The decision by Chinese policymakers to challenge its currency last month rattled markets significantly, with the devaluation of the renminbi in mid-August seen by many as a catalyst for the global sell-off in equities last month. The sell-off saw the FTSE 100 fall 4.7% alone on ‘Black Monday’, shedding some £96bn, and the Shanghai Composite was down 8.5%, wiping out all the gains it had made in 2015 so far.But there is a fear further changes to the currency could be on the cards, especially as China looks for the renminbi to be included in the IMF’s Special Drawing Rights. This is likely to spook global markets further. China’s latest currency decisions have indeed been, at least in part, a bid to internationalise its currency. For three days in a row last month, the PBoC devalued the renminbi in its daily fixing against the US dollar by 1.8% on 11 August, 1.6%, on 12 August, and 1.1% on 13 August – a total of 4.5% in three days .
The devaluation move stoked a sell-off in the currency in both the onshore and offshore markets.

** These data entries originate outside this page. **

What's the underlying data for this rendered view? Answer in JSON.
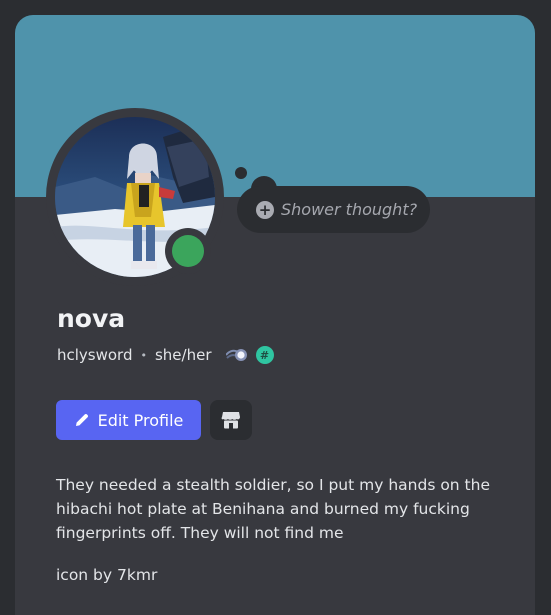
{
  "profile": {
    "display_name": "nova",
    "username": "hclysword",
    "separator": "•",
    "pronouns": "she/her",
    "status": "online",
    "status_color": "#3ba55c",
    "banner_color": "#4f93ab"
  },
  "custom_status": {
    "placeholder": "Shower thought?",
    "icon": "plus-circle-icon"
  },
  "badges": [
    {
      "name": "orb-icon"
    },
    {
      "name": "hash-icon",
      "label": "#"
    }
  ],
  "actions": {
    "edit_label": "Edit Profile",
    "edit_icon": "pencil-icon",
    "shop_icon": "shop-icon",
    "accent_color": "#5865f2"
  },
  "bio": {
    "text": "They needed a stealth soldier, so I put my hands on the\nhibachi hot plate at Benihana and burned my fucking\nfingerprints off. They will not find me",
    "credit": "icon by 7kmr"
  }
}
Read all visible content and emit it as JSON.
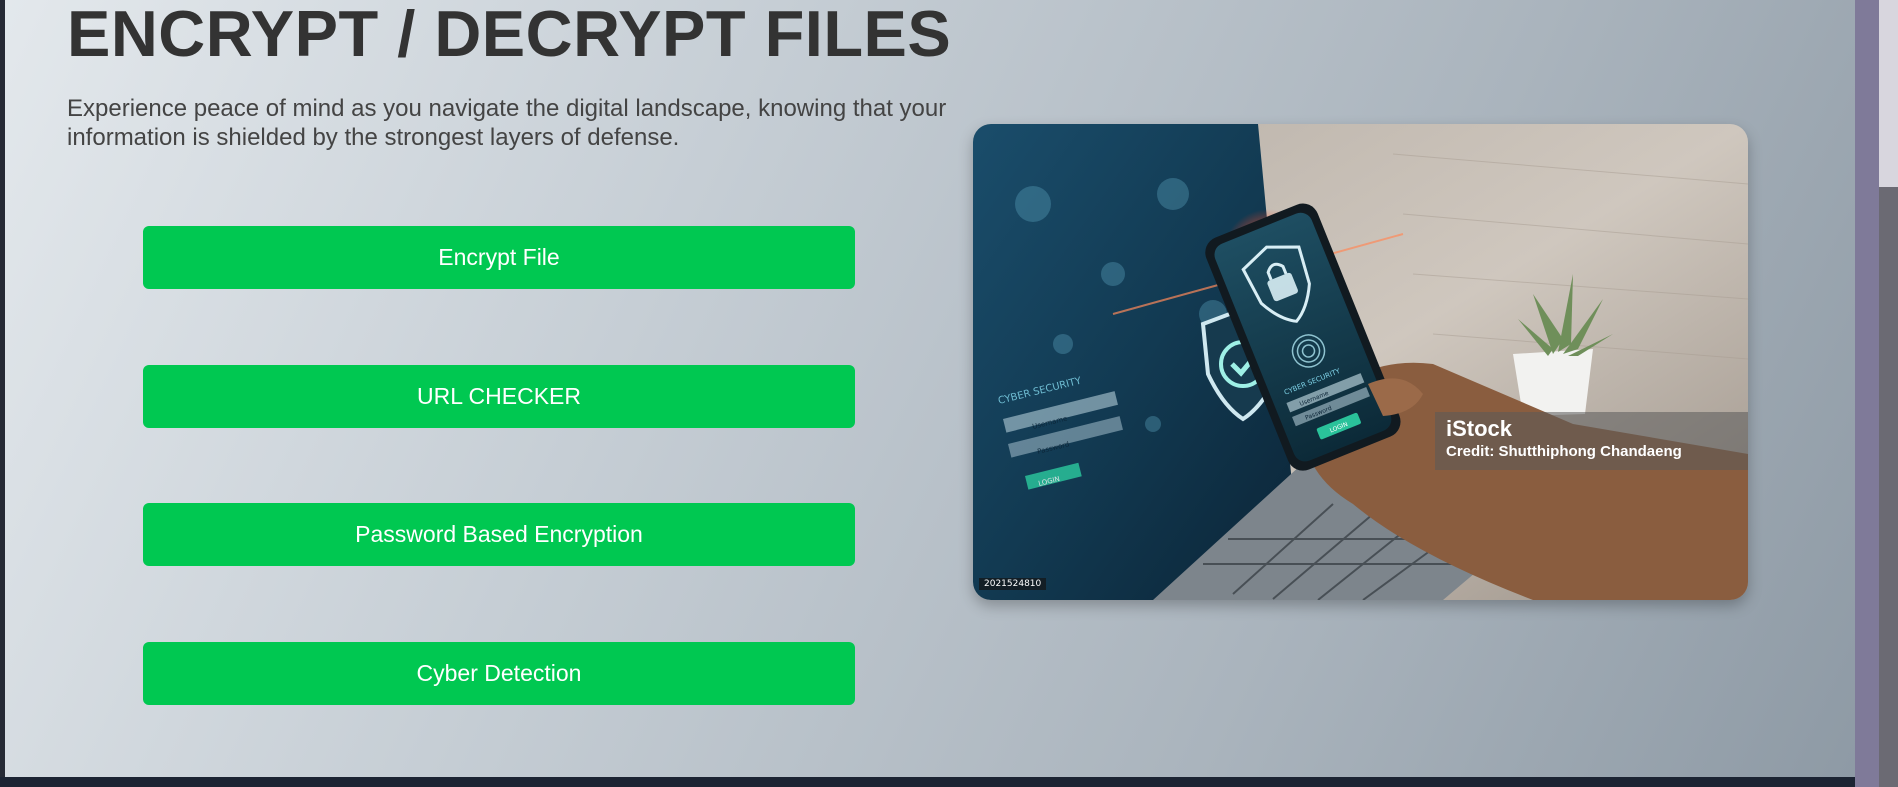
{
  "header": {
    "title": "ENCRYPT / DECRYPT FILES",
    "subtitle": "Experience peace of mind as you navigate the digital landscape, knowing that your information is shielded by the strongest layers of defense."
  },
  "buttons": [
    {
      "label": "Encrypt File"
    },
    {
      "label": "URL CHECKER"
    },
    {
      "label": "Password Based Encryption"
    },
    {
      "label": "Cyber Detection"
    }
  ],
  "hero_image": {
    "icons": [
      "shield-check-icon",
      "lock-shield-icon",
      "fingerprint-icon"
    ],
    "watermark": {
      "logo": "iStock",
      "credit": "Credit: Shutthiphong Chandaeng"
    },
    "image_id": "2021524810",
    "screen_text": {
      "laptop_label": "CYBER SECURITY",
      "laptop_field_1": "Username",
      "laptop_field_2": "Password",
      "laptop_button": "LOGIN",
      "phone_label": "CYBER SECURITY",
      "phone_field_1": "Username",
      "phone_field_2": "Password",
      "phone_button": "LOGIN"
    }
  },
  "colors": {
    "button_bg": "#00c851",
    "button_text": "#ffffff",
    "title": "#333333",
    "subtitle": "#444444"
  }
}
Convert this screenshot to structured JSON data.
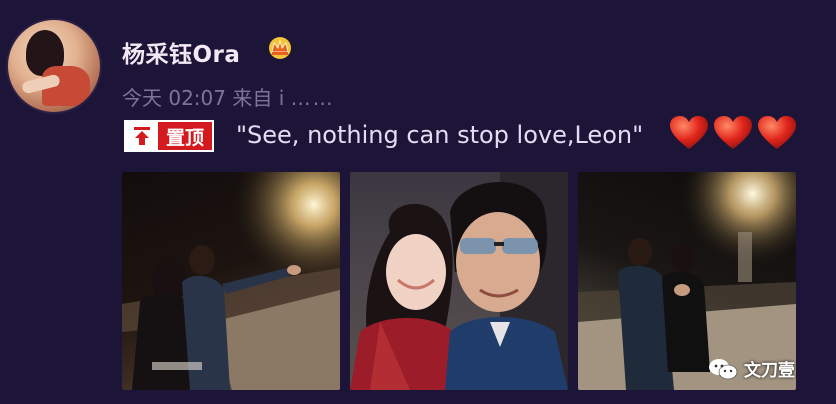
{
  "post": {
    "username": "杨采钰Ora",
    "vip_icon": "crown-badge-icon",
    "meta": {
      "time": "今天 02:07",
      "source": "来自 i"
    },
    "pin_label": "置顶",
    "text": "\"See, nothing can stop love,Leon\"",
    "hearts": [
      "heart-icon",
      "heart-icon",
      "heart-icon"
    ],
    "photos": [
      {
        "icon": "photo-thumbnail"
      },
      {
        "icon": "photo-thumbnail"
      },
      {
        "icon": "photo-thumbnail"
      }
    ],
    "watermark": "文刀壹"
  },
  "colors": {
    "background": "#1d1537",
    "username": "#f3e9f5",
    "meta": "#8e86a8",
    "pin_red": "#d21a1f",
    "text": "#e4dcf2",
    "heart": "#e1261c"
  }
}
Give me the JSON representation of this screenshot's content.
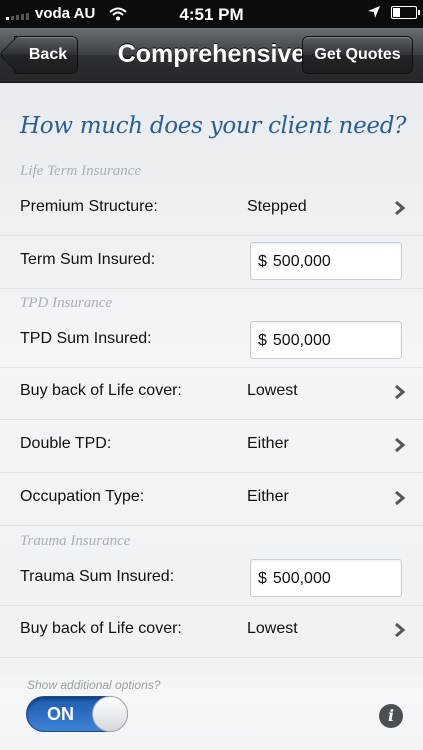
{
  "status_bar": {
    "carrier": "voda AU",
    "time": "4:51 PM",
    "icons": [
      "signal-icon",
      "wifi-icon",
      "location-arrow-icon",
      "battery-icon"
    ]
  },
  "nav": {
    "back_label": "Back",
    "title": "Comprehensive",
    "quotes_label": "Get Quotes"
  },
  "heading": "How much does your client need?",
  "sections": {
    "life": "Life Term Insurance",
    "tpd": "TPD Insurance",
    "trauma": "Trauma Insurance"
  },
  "rows": {
    "premium_structure": {
      "label": "Premium Structure:",
      "value": "Stepped"
    },
    "term_sum": {
      "label": "Term Sum Insured:",
      "currency": "$",
      "value": "500,000"
    },
    "tpd_sum": {
      "label": "TPD Sum Insured:",
      "currency": "$",
      "value": "500,000"
    },
    "tpd_buyback": {
      "label": "Buy back of Life cover:",
      "value": "Lowest"
    },
    "double_tpd": {
      "label": "Double TPD:",
      "value": "Either"
    },
    "occupation": {
      "label": "Occupation Type:",
      "value": "Either"
    },
    "trauma_sum": {
      "label": "Trauma Sum Insured:",
      "currency": "$",
      "value": "500,000"
    },
    "trauma_buyback": {
      "label": "Buy back of Life cover:",
      "value": "Lowest"
    }
  },
  "bottom": {
    "show_options": "Show additional options?",
    "toggle_state": "ON",
    "info_glyph": "i"
  },
  "colors": {
    "heading": "#2a5f8f",
    "toggle_on": "#2f74c8",
    "nav_bg": "#33373b"
  }
}
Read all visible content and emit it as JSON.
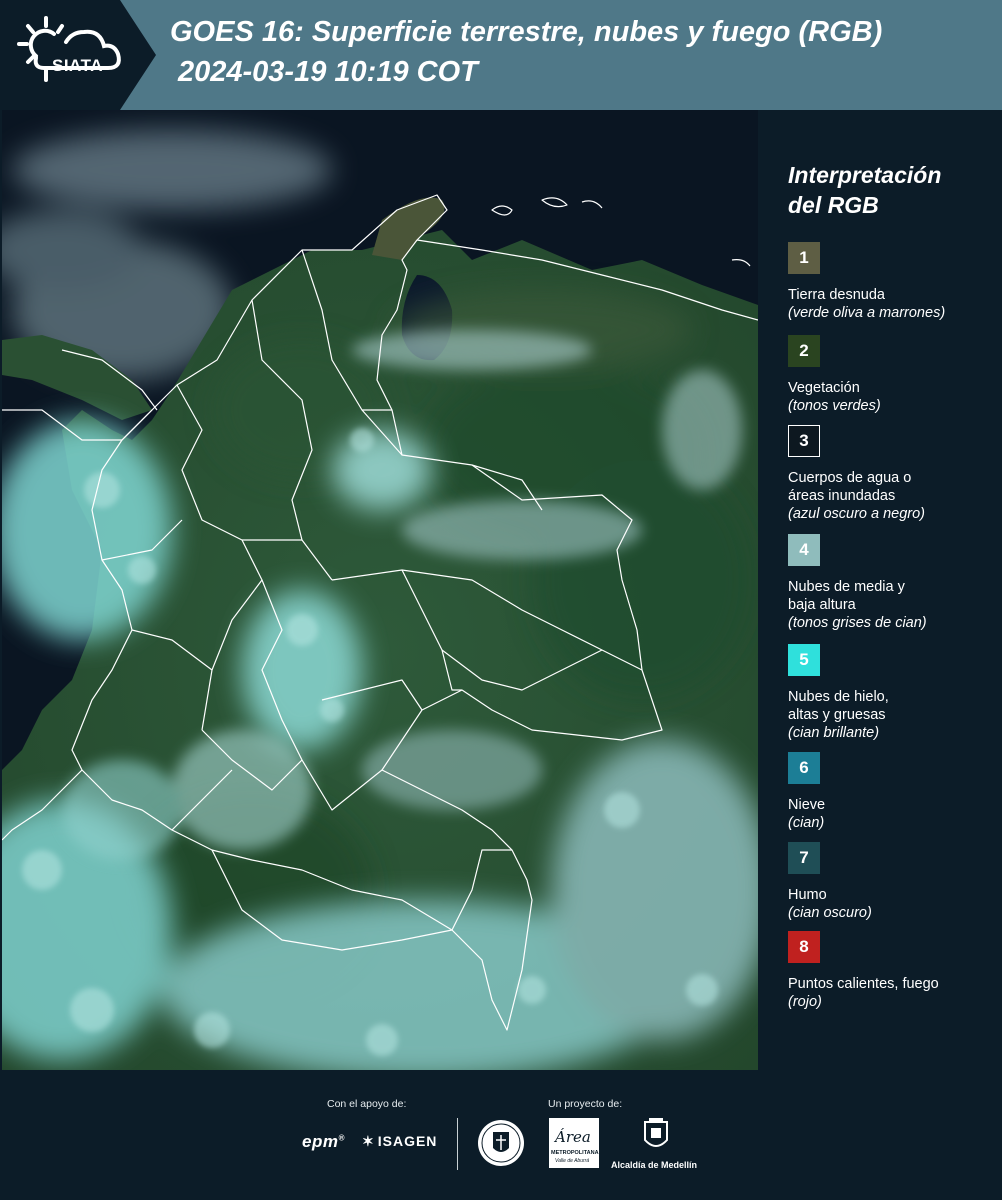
{
  "header": {
    "logo_text": "SIATA",
    "title_line1": "GOES 16: Superficie terrestre, nubes y fuego (RGB)",
    "title_line2": "2024-03-19 10:19 COT"
  },
  "legend": {
    "title_line1": "Interpretación",
    "title_line2": "del RGB",
    "items": [
      {
        "num": "1",
        "color": "#5e5e44",
        "label": "Tierra desnuda",
        "sub": "(verde oliva a marrones)"
      },
      {
        "num": "2",
        "color": "#2a4420",
        "label": "Vegetación",
        "sub": "(tonos verdes)"
      },
      {
        "num": "3",
        "color": "#0d1820",
        "label": "Cuerpos de agua o áreas inundadas",
        "sub": "(azul oscuro a negro)"
      },
      {
        "num": "4",
        "color": "#8fbcbc",
        "label": "Nubes de media y baja altura",
        "sub": "(tonos grises de cian)"
      },
      {
        "num": "5",
        "color": "#2fe0dc",
        "label": "Nubes de hielo, altas y gruesas",
        "sub": "(cian brillante)"
      },
      {
        "num": "6",
        "color": "#1c7e96",
        "label": "Nieve",
        "sub": "(cian)"
      },
      {
        "num": "7",
        "color": "#1f4e56",
        "label": "Humo",
        "sub": "(cian oscuro)"
      },
      {
        "num": "8",
        "color": "#c0211f",
        "label": "Puntos calientes, fuego",
        "sub": "(rojo)"
      }
    ]
  },
  "footer": {
    "support_label": "Con el apoyo de:",
    "project_label": "Un proyecto de:",
    "sponsor_epm": "epm",
    "sponsor_isagen": "ISAGEN",
    "area_text": "Área",
    "area_sub": "METROPOLITANA",
    "area_sub2": "Valle de Aburrá",
    "alcaldia": "Alcaldía de Medellín"
  },
  "map": {
    "ocean_color": "#0a1522",
    "land_color": "#2f5a3a",
    "cloud_color": "#7fd6d2",
    "border_color": "#ffffff"
  }
}
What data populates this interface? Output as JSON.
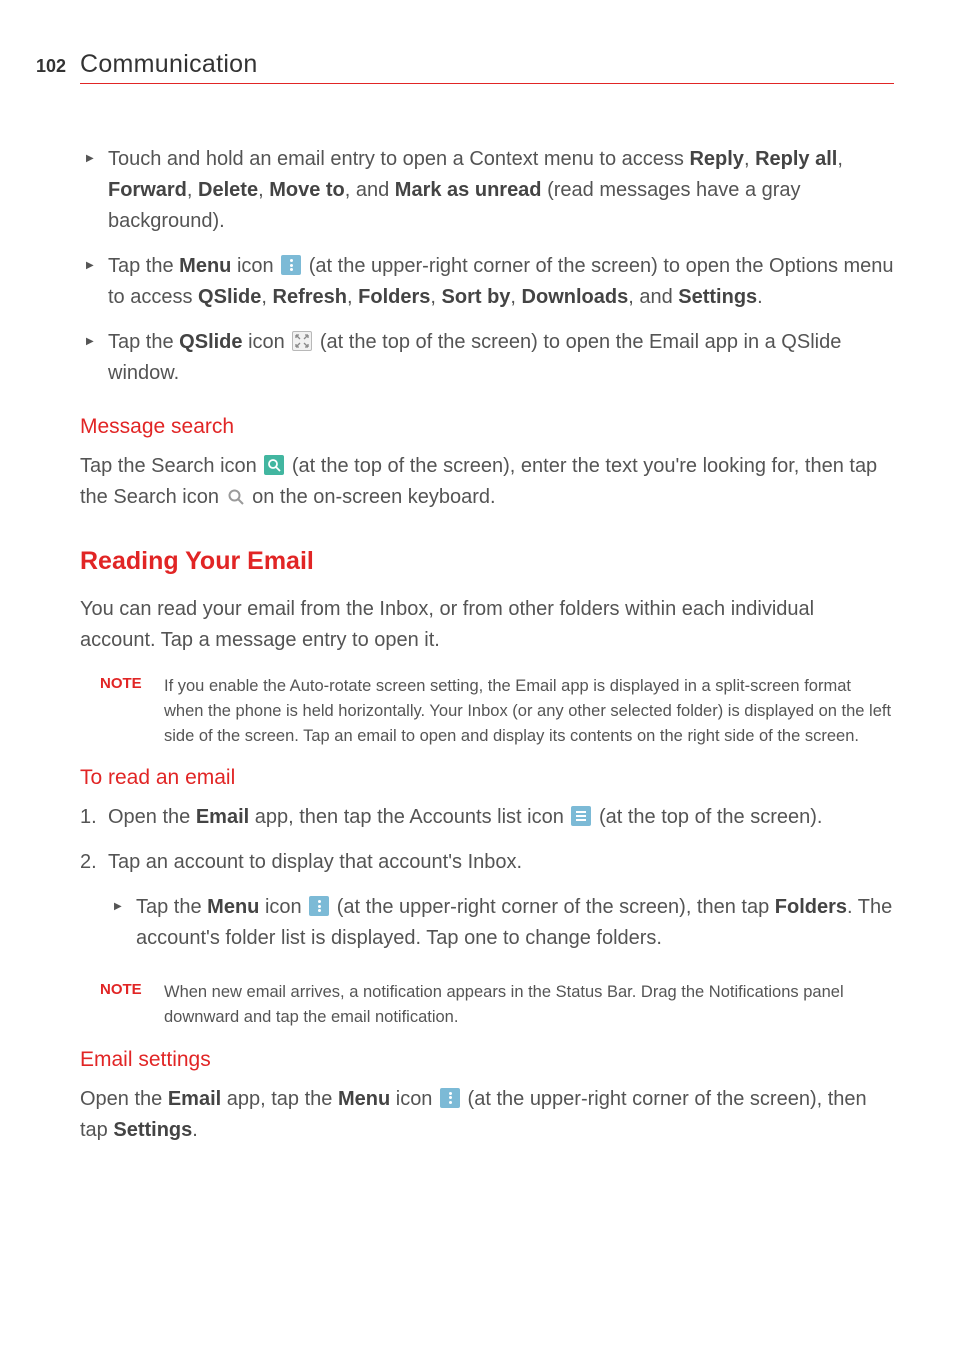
{
  "header": {
    "page_number": "102",
    "chapter": "Communication"
  },
  "bullets_top": {
    "b1": {
      "pre": "Touch and hold an email entry to open a Context menu to access ",
      "reply": "Reply",
      "c1": ", ",
      "reply_all": "Reply all",
      "c2": ", ",
      "forward": "Forward",
      "c3": ", ",
      "delete": "Delete",
      "c4": ", ",
      "move_to": "Move to",
      "c5": ", and ",
      "mark": "Mark as unread",
      "tail": " (read messages have a gray background)."
    },
    "b2": {
      "pre": "Tap the ",
      "menu": "Menu",
      "t1": " icon ",
      "t2": " (at the upper-right corner of the screen) to open the Options menu to access ",
      "qslide": "QSlide",
      "c1": ", ",
      "refresh": "Refresh",
      "c2": ", ",
      "folders": "Folders",
      "c3": ", ",
      "sortby": "Sort by",
      "c4": ", ",
      "downloads": "Downloads",
      "c5": ", and ",
      "settings": "Settings",
      "tail": "."
    },
    "b3": {
      "pre": "Tap the ",
      "qslide": "QSlide",
      "t1": " icon ",
      "tail": " (at the top of the screen) to open the Email app in a QSlide window."
    }
  },
  "section_search": {
    "heading": "Message search",
    "p1a": "Tap the Search icon ",
    "p1b": " (at the top of the screen), enter the text you're looking for, then tap the Search icon ",
    "p1c": " on the on-screen keyboard."
  },
  "section_reading": {
    "heading": "Reading Your Email",
    "intro": "You can read your email from the Inbox, or from other folders within each individual account. Tap a message entry to open it.",
    "note_label": "NOTE",
    "note_body": "If you enable the Auto-rotate screen setting, the Email app is displayed in a split-screen format when the phone is held horizontally. Your Inbox (or any other selected folder) is displayed on the left side of the screen. Tap an email to open and display its contents on the right side of the screen."
  },
  "section_toread": {
    "heading": "To read an email",
    "s1": {
      "pre": "Open the ",
      "email": "Email",
      "mid": " app, then tap the Accounts list icon ",
      "tail": " (at the top of the screen)."
    },
    "s2": {
      "text": "Tap an account to display that account's Inbox."
    },
    "s2b": {
      "pre": "Tap the ",
      "menu": "Menu",
      "t1": " icon ",
      "t2": " (at the upper-right corner of the screen), then tap ",
      "folders": "Folders",
      "tail": ". The account's folder list is displayed. Tap one to change folders."
    },
    "note_label": "NOTE",
    "note_body": "When new email arrives, a notification appears in the Status Bar. Drag the Notifications panel downward and tap the email notification."
  },
  "section_settings": {
    "heading": "Email settings",
    "p": {
      "pre": "Open the ",
      "email": "Email",
      "t1": " app, tap the ",
      "menu": "Menu",
      "t2": " icon ",
      "t3": " (at the upper-right corner of the screen), then tap ",
      "settings": "Settings",
      "tail": "."
    }
  }
}
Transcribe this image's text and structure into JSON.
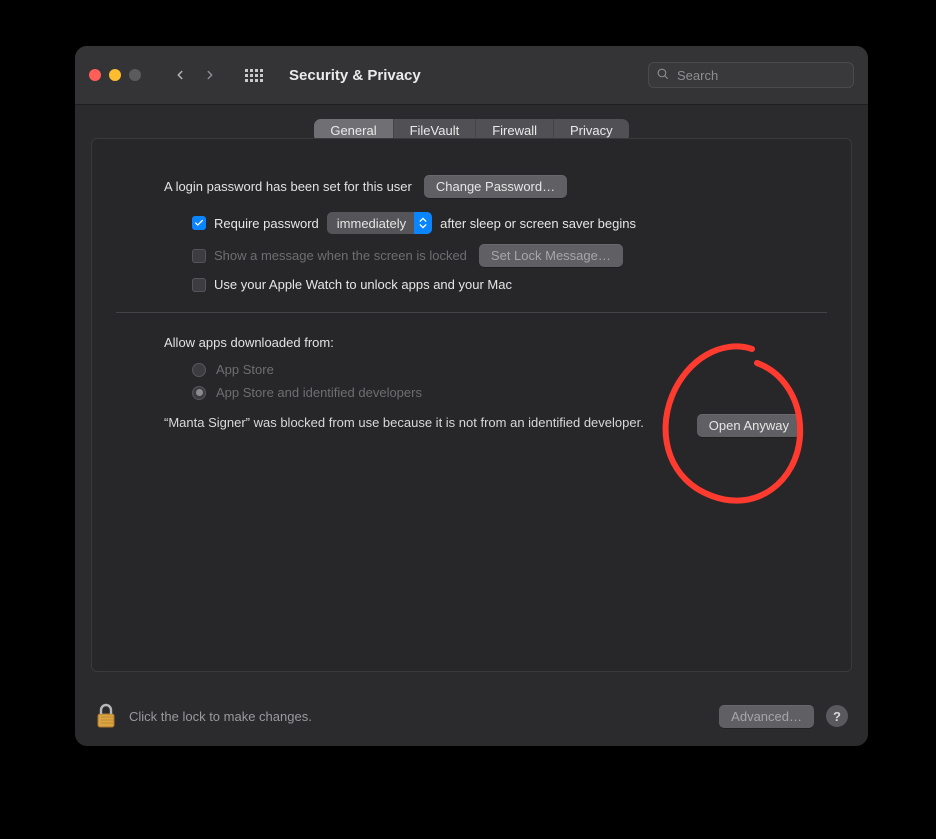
{
  "window_title": "Security & Privacy",
  "search": {
    "placeholder": "Search"
  },
  "tabs": {
    "general": "General",
    "filevault": "FileVault",
    "firewall": "Firewall",
    "privacy": "Privacy"
  },
  "general": {
    "login_password_set": "A login password has been set for this user",
    "change_password_btn": "Change Password…",
    "require_password_prefix": "Require password",
    "require_password_delay": "immediately",
    "require_password_suffix": "after sleep or screen saver begins",
    "show_message": "Show a message when the screen is locked",
    "set_lock_message_btn": "Set Lock Message…",
    "apple_watch": "Use your Apple Watch to unlock apps and your Mac",
    "allow_apps_label": "Allow apps downloaded from:",
    "allow_option_appstore": "App Store",
    "allow_option_identified": "App Store and identified developers",
    "blocked_message": "“Manta Signer” was blocked from use because it is not from an identified developer.",
    "open_anyway_btn": "Open Anyway"
  },
  "footer": {
    "lock_hint": "Click the lock to make changes.",
    "advanced_btn": "Advanced…"
  },
  "annotation": {
    "color": "#ff3b30"
  }
}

By the middle of the second day, the onshore market had fallen by 4% while the offshore market (CNH) had fallen by 6%, before the PBoC reportedly intervened to pull back the markets.Market participants who initially saw the PBoC’s announcement as a liberalisation move rather than one of devaluation were subsequently convinced there was some degree of the latter intended by policymakers. But, in our view, the two objectives hold equal weight – the need to switch to a free market mechanism and second, the need to revive growth. IMF endorsement : China has long made known its desire to have the renminbi included in the International Monetary Funds’ Special Drawing Rights (SDR). Likewise, the IMF has been increasingly clear it would support China’s bid for SDR inclusion to the extent that the organisation recently said the criterion of “free usability” does not require the SDR component currency to be fully convertible. However, there was a question about the Chinese currency’s official exchange rate, being a true market rate given the actual spot market was trading nowhere close to it. Hence, it was inevitable that the PBoC had to ‘fix its fixing’. It also seems clear that the move was implicitly sanctioned by the IMF, as evidenced by a statement the day after to say it welcomes the PBoC’s move and that the consequent devaluation of the renminbi would not impact the SDR decision.The IMF also stated earlier in the summer that its decision on China’s SDR inclusion could be delayed to September 2016. The delay, we believe, is to give China more time to promote the renminbi to other central banks to hold the currency in their reserves. The SDR weight is calculated as an average of the renminbi‘s use in international trade and representation in world reserves. Without much of the second, the renminbi‘s weight would come well below 10% and China would be stuck with a low SDR weight for five years . By delaying the decision by a year, there is good chance for China to achieve 15% to 20% in the SDR, given that it already scores very highly on the first factor.As China gains more success in promoting the renminbi to other foreign central banks, the mere substitution of US dollar for renminbi would act as a stop to the freefall of the currency. Once included into the SDR, the renminbi will also gain seigniorage value as a reserve currency. In this regard, we only have to extrapolate the Japanese yen’s pace of appreciation over the two decades after its inclusion into the SDR in 1980 to gauge where dollar/yuan could be heading on a very long-term horizon. So while we believe renminbi weakness will persist for a few months until at least the Fed’s first rate hike, we do not expect the currency to devalue more than 10% versus the dollar, and we maintain our confidence that the currency will be included into the IMF SDR basket in a year from now. Thereafter, the currency will likely find itself on a long-term appreciation path.